Digital Treasure Chest: Resources and Innovations for the Young at Heart

by Kevin

Your old ‘63 Corvair Monza convertible has rolled up to the curb. That rear engine is running and I’m driving. Hop in, buckle your seat belt, and enjoy the ride…… We’re going to cruise down Interstate 2007 – Information Superhighway.

** Did you just retire?? Can’t bear to wait in line to apply for Social Security benefits. No problem. If you have a computer, you can cut to the front of the line. All the information you need can be found on
You can submit all of your paperwork electronically in a very simple, straight forward set up. If they require any documents from you, they will provide you with the appropriate address.
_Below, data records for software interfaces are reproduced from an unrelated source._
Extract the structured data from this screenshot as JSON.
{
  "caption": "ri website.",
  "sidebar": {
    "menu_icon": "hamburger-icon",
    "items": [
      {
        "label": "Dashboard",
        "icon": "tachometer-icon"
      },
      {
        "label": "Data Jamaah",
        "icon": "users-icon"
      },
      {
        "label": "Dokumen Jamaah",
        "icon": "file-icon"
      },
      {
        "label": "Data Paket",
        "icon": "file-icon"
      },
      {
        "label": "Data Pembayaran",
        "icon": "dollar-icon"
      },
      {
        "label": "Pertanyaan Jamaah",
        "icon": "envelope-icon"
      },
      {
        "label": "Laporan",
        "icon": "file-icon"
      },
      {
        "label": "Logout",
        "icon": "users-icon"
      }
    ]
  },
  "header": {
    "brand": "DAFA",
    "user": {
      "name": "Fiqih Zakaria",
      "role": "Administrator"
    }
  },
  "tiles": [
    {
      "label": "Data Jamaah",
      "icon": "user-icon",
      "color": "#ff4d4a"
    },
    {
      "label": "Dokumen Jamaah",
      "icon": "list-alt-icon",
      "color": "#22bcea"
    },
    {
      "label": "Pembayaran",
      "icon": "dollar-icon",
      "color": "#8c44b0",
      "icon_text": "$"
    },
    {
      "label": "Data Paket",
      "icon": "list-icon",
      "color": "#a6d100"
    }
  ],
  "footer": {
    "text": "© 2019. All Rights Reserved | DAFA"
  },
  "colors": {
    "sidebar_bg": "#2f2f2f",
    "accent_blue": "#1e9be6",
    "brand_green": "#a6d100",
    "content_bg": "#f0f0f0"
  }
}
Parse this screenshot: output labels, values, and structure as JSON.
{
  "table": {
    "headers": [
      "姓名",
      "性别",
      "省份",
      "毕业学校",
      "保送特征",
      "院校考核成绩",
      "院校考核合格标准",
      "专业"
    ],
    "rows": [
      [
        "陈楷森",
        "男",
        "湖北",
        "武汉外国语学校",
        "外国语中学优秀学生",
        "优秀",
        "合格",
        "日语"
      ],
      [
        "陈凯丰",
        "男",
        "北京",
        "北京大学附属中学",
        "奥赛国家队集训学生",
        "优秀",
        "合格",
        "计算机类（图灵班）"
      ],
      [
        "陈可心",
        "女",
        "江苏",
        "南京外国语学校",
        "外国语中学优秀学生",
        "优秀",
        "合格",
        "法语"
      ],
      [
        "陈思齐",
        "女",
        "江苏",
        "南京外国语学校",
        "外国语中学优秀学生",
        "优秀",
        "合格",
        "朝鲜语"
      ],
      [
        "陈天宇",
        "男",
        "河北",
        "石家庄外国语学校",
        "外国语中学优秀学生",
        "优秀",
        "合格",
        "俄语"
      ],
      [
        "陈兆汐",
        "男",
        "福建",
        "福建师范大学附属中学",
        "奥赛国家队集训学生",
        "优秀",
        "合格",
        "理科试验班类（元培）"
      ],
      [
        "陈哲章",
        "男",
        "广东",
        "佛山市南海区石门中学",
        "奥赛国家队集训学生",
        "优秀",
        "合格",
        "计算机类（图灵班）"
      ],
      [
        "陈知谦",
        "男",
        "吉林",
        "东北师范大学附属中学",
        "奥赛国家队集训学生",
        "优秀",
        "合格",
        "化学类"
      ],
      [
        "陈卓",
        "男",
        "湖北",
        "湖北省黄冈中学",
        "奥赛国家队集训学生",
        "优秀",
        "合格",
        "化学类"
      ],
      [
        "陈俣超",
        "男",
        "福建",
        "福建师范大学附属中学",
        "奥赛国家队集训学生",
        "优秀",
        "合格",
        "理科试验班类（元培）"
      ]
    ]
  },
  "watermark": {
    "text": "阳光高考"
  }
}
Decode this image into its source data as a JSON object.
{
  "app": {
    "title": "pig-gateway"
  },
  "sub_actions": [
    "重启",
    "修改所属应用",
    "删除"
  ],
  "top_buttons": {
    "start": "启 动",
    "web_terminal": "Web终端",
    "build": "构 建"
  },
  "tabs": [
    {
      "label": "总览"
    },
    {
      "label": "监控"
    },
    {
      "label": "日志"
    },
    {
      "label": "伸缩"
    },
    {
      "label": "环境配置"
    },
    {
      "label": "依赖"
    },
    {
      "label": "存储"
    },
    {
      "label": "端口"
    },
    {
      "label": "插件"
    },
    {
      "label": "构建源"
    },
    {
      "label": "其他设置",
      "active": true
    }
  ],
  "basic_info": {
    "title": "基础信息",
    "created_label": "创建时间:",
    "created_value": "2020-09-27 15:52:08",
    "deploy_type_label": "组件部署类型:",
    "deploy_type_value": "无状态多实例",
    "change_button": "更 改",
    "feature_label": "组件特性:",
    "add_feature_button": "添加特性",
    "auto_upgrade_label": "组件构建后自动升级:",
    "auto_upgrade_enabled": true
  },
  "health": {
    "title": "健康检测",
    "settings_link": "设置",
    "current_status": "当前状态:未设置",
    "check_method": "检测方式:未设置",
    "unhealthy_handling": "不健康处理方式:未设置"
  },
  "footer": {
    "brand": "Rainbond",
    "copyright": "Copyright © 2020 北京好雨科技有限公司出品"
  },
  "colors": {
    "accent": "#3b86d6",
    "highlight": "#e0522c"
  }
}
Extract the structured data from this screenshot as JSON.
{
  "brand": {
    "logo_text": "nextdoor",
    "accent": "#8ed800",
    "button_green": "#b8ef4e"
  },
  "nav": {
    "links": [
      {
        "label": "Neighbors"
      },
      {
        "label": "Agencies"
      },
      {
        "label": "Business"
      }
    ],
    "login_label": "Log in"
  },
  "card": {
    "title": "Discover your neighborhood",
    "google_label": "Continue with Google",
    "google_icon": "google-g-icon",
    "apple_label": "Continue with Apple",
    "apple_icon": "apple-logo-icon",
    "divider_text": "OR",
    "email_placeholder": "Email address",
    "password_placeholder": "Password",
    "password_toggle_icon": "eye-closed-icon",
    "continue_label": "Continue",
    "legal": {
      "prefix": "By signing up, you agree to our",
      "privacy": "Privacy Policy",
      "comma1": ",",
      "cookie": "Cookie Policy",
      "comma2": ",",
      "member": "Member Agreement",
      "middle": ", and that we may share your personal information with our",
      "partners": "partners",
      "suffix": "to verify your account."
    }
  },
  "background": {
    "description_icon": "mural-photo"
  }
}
**Are you already enjoying your retirement, but want to monitor your Social Security account online. Visit
If you don’t already have one, click ‘Get a password’ and a temporary password will be sent to you in the mail (not e-mail) in about 2 weeks. From there you will be able to go back to this website, and create a permanent one.

**Interested in basic banking and financial information? Want to know the best CD rates and loan rates? Check out It is an invaluable resource, in my opinion.

** You probably have a need to type simple letters from time to time, but don’t like the hassle of opening up a complex application like Word. No problem. Create a free account with Google Documents & Spreadsheets.
It’s easy to do, and you’ll be able to start typing a document in a matter of minutes. Google has plenty of storage space!! Your files will be saved online inside your Google Docs account.

**Have you never really gotten into using e-mail? Are complex e-mail programs frustrating? Your best bet would be to create a free web-mail account from a reliable provider. You will be able to compose your email right inside your web browser. My top picks for you are 1) Gmail – , 2) Yahoo Mail –, and 3) AOL –

**Do you want to create a simple website for yourself so you can interact with your friends and family in one convenient location — the Internet. I would never point my customers toward that waste dump known as MySpace. Stay away from the riffraff and establish your web presence on, a much classier alternative to DisGrace (aka MySpace). If super squeaky clean is what you are looking for, try – Christian Social Fellowshipping site.

**Is a new car in your plans for you this year? Would you like to read about cars so that you can compare models and sort fact from fiction before you step into the dealership? is for you. I am not a “car person” or a mechanical person, but this website is one of my favorites. You can research new vehicles and used models back to 1990. Comprehensive model reviews are available along with Edmunds trademark valuation system, known as TMV (True Market Value). Don’t get stuck paying MSRP or taking a petty discount. See what buyers are truly paying for that model in your area.